WORK TO COMPLETE – Copy all lines in the data that contain the string "date".
|---|
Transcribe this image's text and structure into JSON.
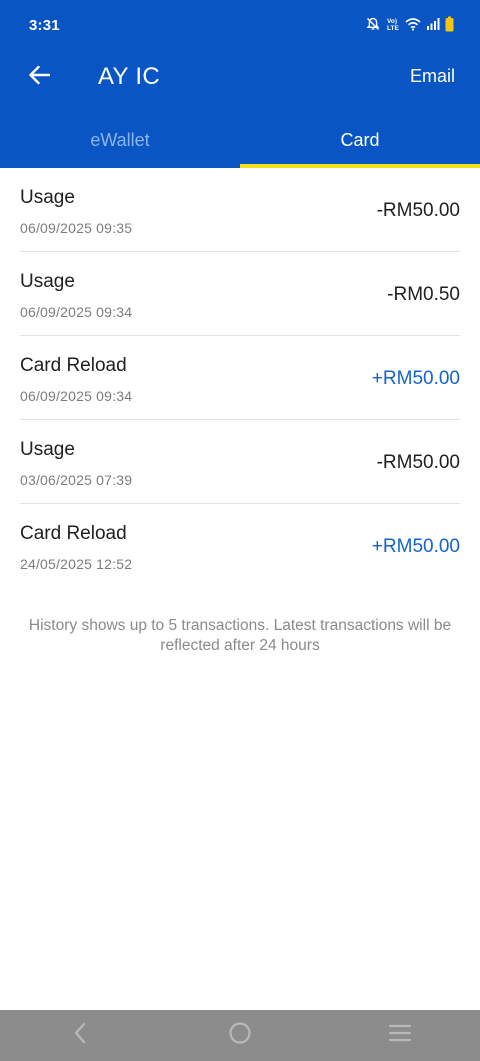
{
  "status_bar": {
    "time": "3:31",
    "icons": [
      "mute-bell-icon",
      "volte-icon",
      "wifi-icon",
      "signal-icon",
      "battery-icon"
    ]
  },
  "header": {
    "title": "AY IC",
    "action_label": "Email",
    "back_icon": "arrow-left-icon"
  },
  "tabs": [
    {
      "label": "eWallet",
      "active": false
    },
    {
      "label": "Card",
      "active": true
    }
  ],
  "transactions": [
    {
      "type": "Usage",
      "date": "06/09/2025 09:35",
      "amount": "-RM50.00",
      "direction": "debit"
    },
    {
      "type": "Usage",
      "date": "06/09/2025 09:34",
      "amount": "-RM0.50",
      "direction": "debit"
    },
    {
      "type": "Card Reload",
      "date": "06/09/2025 09:34",
      "amount": "+RM50.00",
      "direction": "credit"
    },
    {
      "type": "Usage",
      "date": "03/06/2025 07:39",
      "amount": "-RM50.00",
      "direction": "debit"
    },
    {
      "type": "Card Reload",
      "date": "24/05/2025 12:52",
      "amount": "+RM50.00",
      "direction": "credit"
    }
  ],
  "footnote": "History shows up to 5 transactions. Latest transactions will be reflected after 24 hours",
  "nav_bar": {
    "buttons": [
      "back-nav-icon",
      "home-nav-icon",
      "recents-nav-icon"
    ]
  },
  "colors": {
    "brand_blue": "#0a55c4",
    "tab_indicator": "#f2df1e",
    "credit_text": "#1264cf",
    "debit_text": "#1f1f1f",
    "nav_bar": "#8c8c8c"
  }
}
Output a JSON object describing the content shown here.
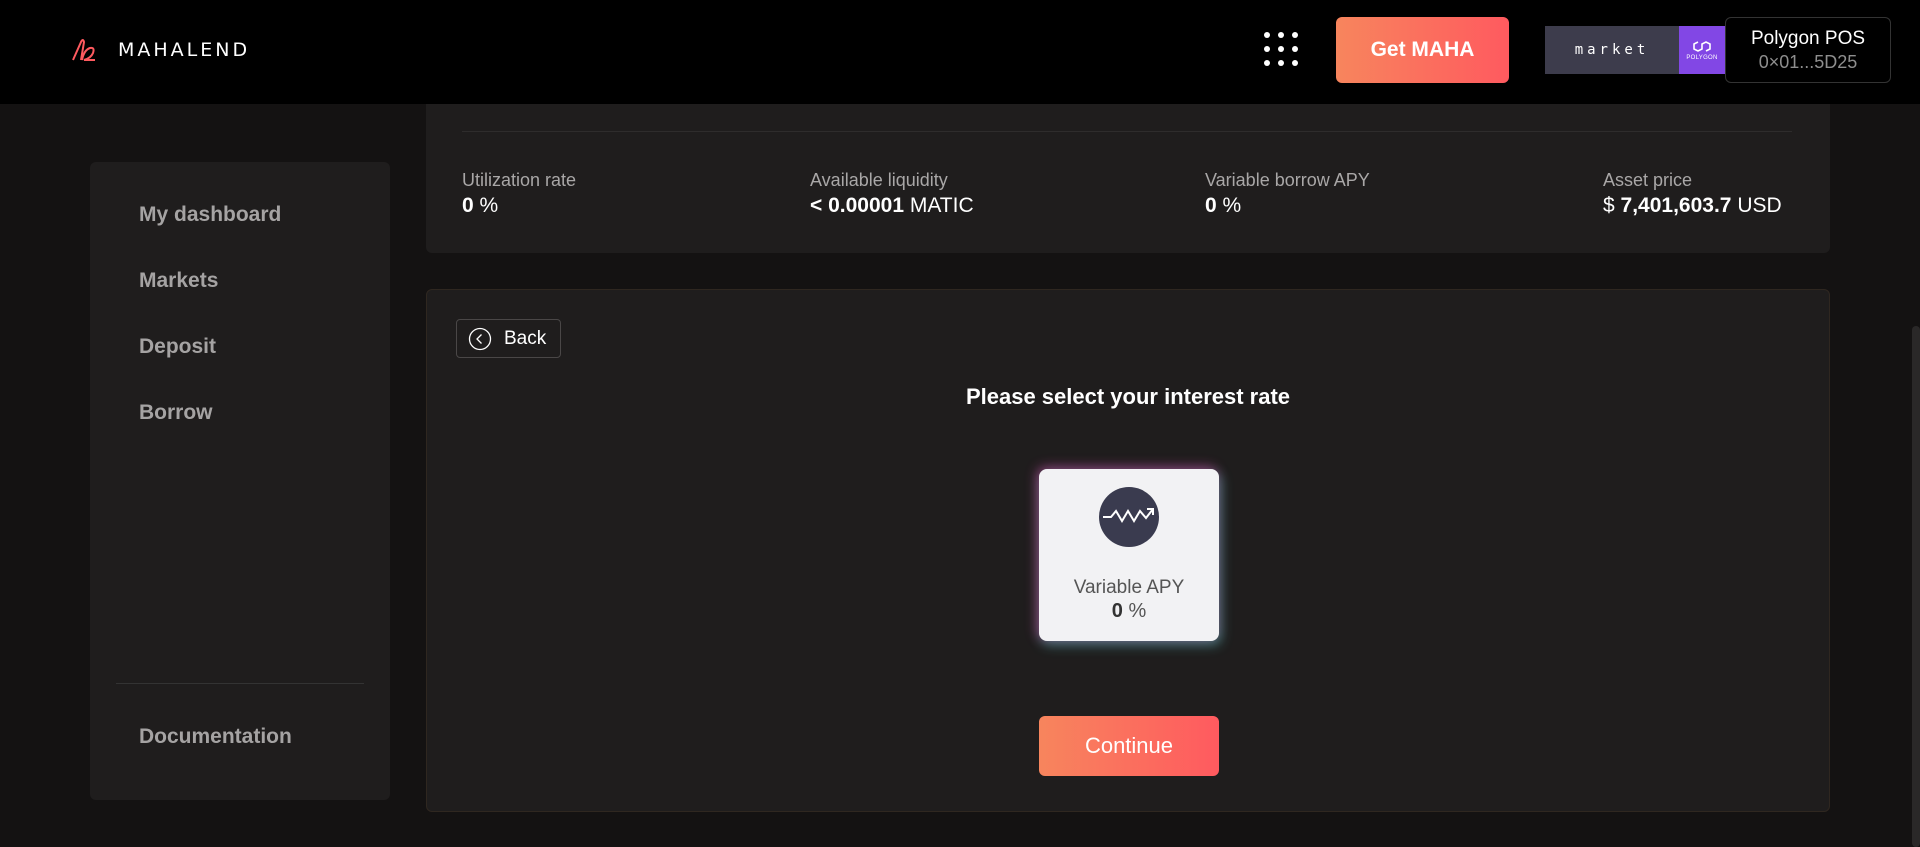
{
  "header": {
    "logo_text": "MAHALEND",
    "get_maha_label": "Get MAHA",
    "market_label": "market",
    "network_chip_label": "POLYGON",
    "wallet_network": "Polygon POS",
    "wallet_address": "0×01...5D25"
  },
  "sidebar": {
    "items": [
      {
        "label": "My dashboard"
      },
      {
        "label": "Markets"
      },
      {
        "label": "Deposit"
      },
      {
        "label": "Borrow"
      }
    ],
    "documentation_label": "Documentation"
  },
  "stats": {
    "utilization": {
      "label": "Utilization rate",
      "value": "0",
      "unit": "%"
    },
    "liquidity": {
      "label": "Available liquidity",
      "value": "< 0.00001",
      "unit": "MATIC"
    },
    "variable_apy": {
      "label": "Variable borrow APY",
      "value": "0",
      "unit": "%"
    },
    "asset_price": {
      "label": "Asset price",
      "prefix": "$",
      "value": "7,401,603.7",
      "unit": "USD"
    }
  },
  "panel": {
    "back_label": "Back",
    "title": "Please select your interest rate",
    "rate_option": {
      "label": "Variable APY",
      "value": "0",
      "unit": "%"
    },
    "continue_label": "Continue"
  },
  "colors": {
    "accent_start": "#f7855d",
    "accent_end": "#ff5a5f",
    "polygon_purple": "#8247e5"
  }
}
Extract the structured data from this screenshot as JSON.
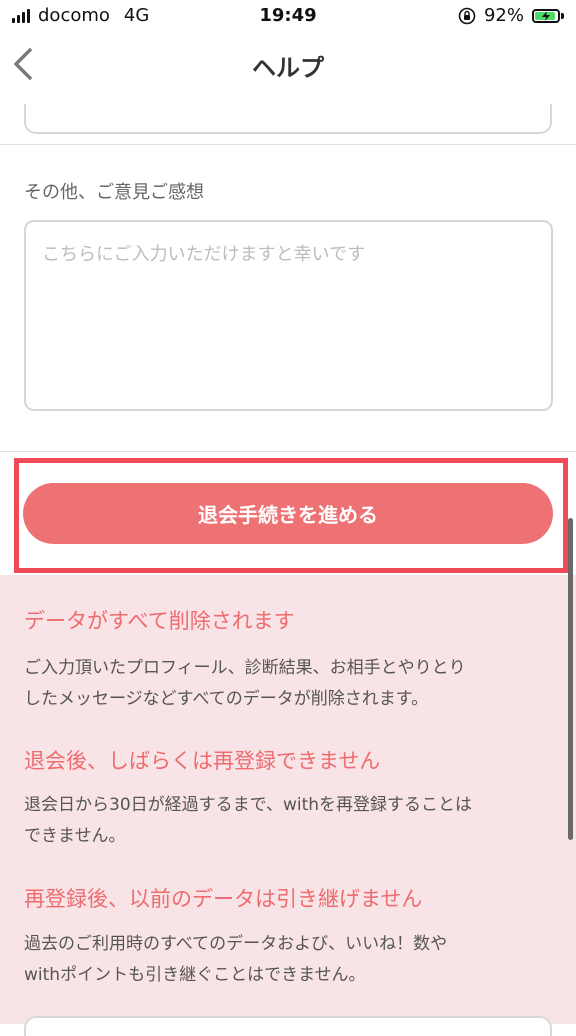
{
  "status_bar": {
    "carrier": "docomo",
    "network": "4G",
    "time": "19:49",
    "battery_percent": "92%",
    "battery_level": 0.92,
    "battery_color": "#4cd964",
    "icons": [
      "signal-icon",
      "orientation-lock-icon",
      "battery-charging-icon"
    ]
  },
  "nav": {
    "title": "ヘルプ",
    "back_icon": "chevron-left-icon"
  },
  "feedback": {
    "label": "その他、ご意見ご感想",
    "placeholder": "こちらにご入力いただけますと幸いです",
    "value": ""
  },
  "withdraw": {
    "button_label": "退会手続きを進める",
    "button_color": "#ee7274",
    "highlight_color": "#ef4a56"
  },
  "notice": {
    "background": "#f8e4e6",
    "heading_color": "#ee6b6f",
    "items": [
      {
        "heading": "データがすべて削除されます",
        "body_lines": [
          "ご入力頂いたプロフィール、診断結果、お相手とやりとり",
          "したメッセージなどすべてのデータが削除されます。"
        ]
      },
      {
        "heading": "退会後、しばらくは再登録できません",
        "body_lines": [
          "退会日から30日が経過するまで、withを再登録することは",
          "できません。"
        ]
      },
      {
        "heading": "再登録後、以前のデータは引き継げません",
        "body_lines": [
          "過去のご利用時のすべてのデータおよび、いいね！数や",
          "withポイントも引き継ぐことはできません。"
        ]
      }
    ]
  }
}
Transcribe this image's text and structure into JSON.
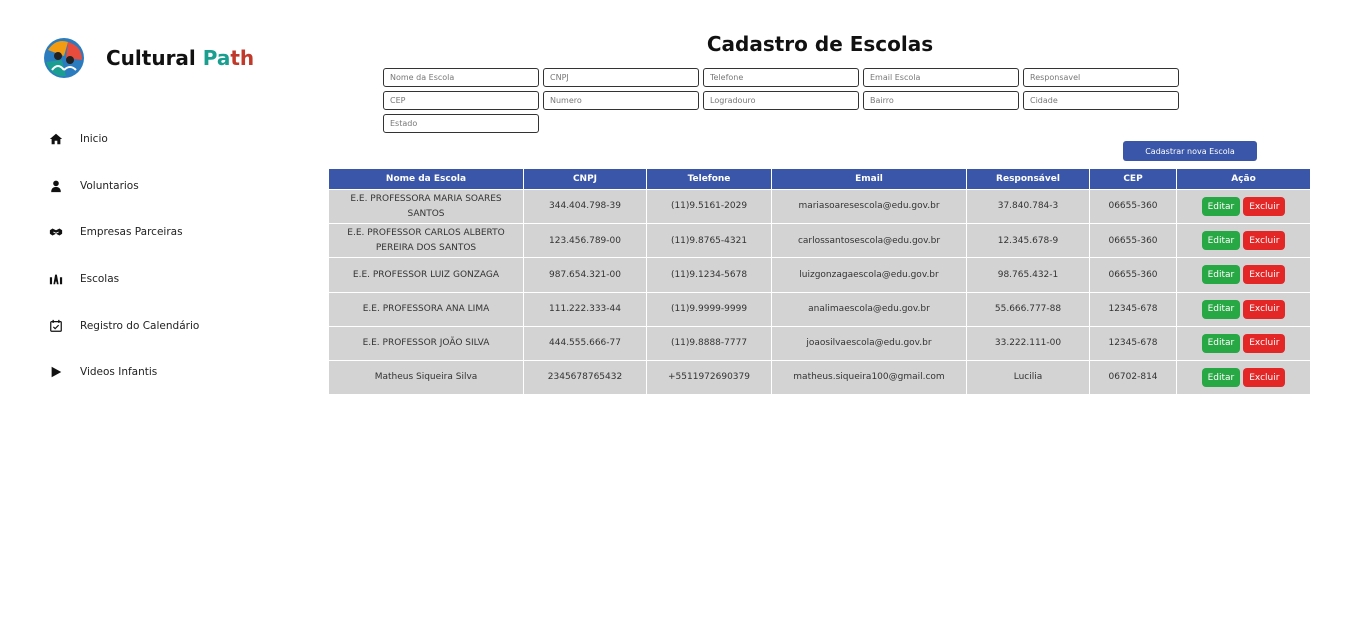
{
  "brand": {
    "name_part1": "Cultural ",
    "name_part2": "Pa",
    "name_part3": "th"
  },
  "sidebar": {
    "items": [
      {
        "label": "Inicio",
        "icon": "home-icon"
      },
      {
        "label": "Voluntarios",
        "icon": "user-icon"
      },
      {
        "label": "Empresas Parceiras",
        "icon": "handshake-icon"
      },
      {
        "label": "Escolas",
        "icon": "school-icon"
      },
      {
        "label": "Registro do Calendário",
        "icon": "calendar-icon"
      },
      {
        "label": "Videos Infantis",
        "icon": "play-icon"
      }
    ]
  },
  "page": {
    "title": "Cadastro de Escolas"
  },
  "form": {
    "nome_escola": "Nome da Escola",
    "cnpj": "CNPJ",
    "telefone": "Telefone",
    "email": "Email Escola",
    "responsavel": "Responsavel",
    "cep": "CEP",
    "numero": "Numero",
    "logradouro": "Logradouro",
    "bairro": "Bairro",
    "cidade": "Cidade",
    "estado": "Estado"
  },
  "actions": {
    "new_school": "Cadastrar nova Escola",
    "edit": "Editar",
    "delete": "Excluir"
  },
  "table": {
    "headers": [
      "Nome da Escola",
      "CNPJ",
      "Telefone",
      "Email",
      "Responsável",
      "CEP",
      "Ação"
    ],
    "rows": [
      [
        "E.E. PROFESSORA MARIA SOARES SANTOS",
        "344.404.798-39",
        "(11)9.5161-2029",
        "mariasoaresescola@edu.gov.br",
        "37.840.784-3",
        "06655-360"
      ],
      [
        "E.E. PROFESSOR CARLOS ALBERTO PEREIRA DOS SANTOS",
        "123.456.789-00",
        "(11)9.8765-4321",
        "carlossantosescola@edu.gov.br",
        "12.345.678-9",
        "06655-360"
      ],
      [
        "E.E. PROFESSOR LUIZ GONZAGA",
        "987.654.321-00",
        "(11)9.1234-5678",
        "luizgonzagaescola@edu.gov.br",
        "98.765.432-1",
        "06655-360"
      ],
      [
        "E.E. PROFESSORA ANA LIMA",
        "111.222.333-44",
        "(11)9.9999-9999",
        "analimaescola@edu.gov.br",
        "55.666.777-88",
        "12345-678"
      ],
      [
        "E.E. PROFESSOR JOÃO SILVA",
        "444.555.666-77",
        "(11)9.8888-7777",
        "joaosilvaescola@edu.gov.br",
        "33.222.111-00",
        "12345-678"
      ],
      [
        "Matheus Siqueira Silva",
        "2345678765432",
        "+5511972690379",
        "matheus.siqueira100@gmail.com",
        "Lucilia",
        "06702-814"
      ]
    ]
  },
  "colors": {
    "primary": "#3a56a8",
    "edit": "#28a745",
    "delete": "#e32626",
    "row_bg": "#d3d3d3"
  }
}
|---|
ANSWER TO THIS EXERCISE –
      "date": "06/09/2025 09:35",
      "date": "06/09/2025 09:34",
      "date": "06/09/2025 09:34",
      "date": "03/06/2025 07:39",
      "date": "24/05/2025 12:52",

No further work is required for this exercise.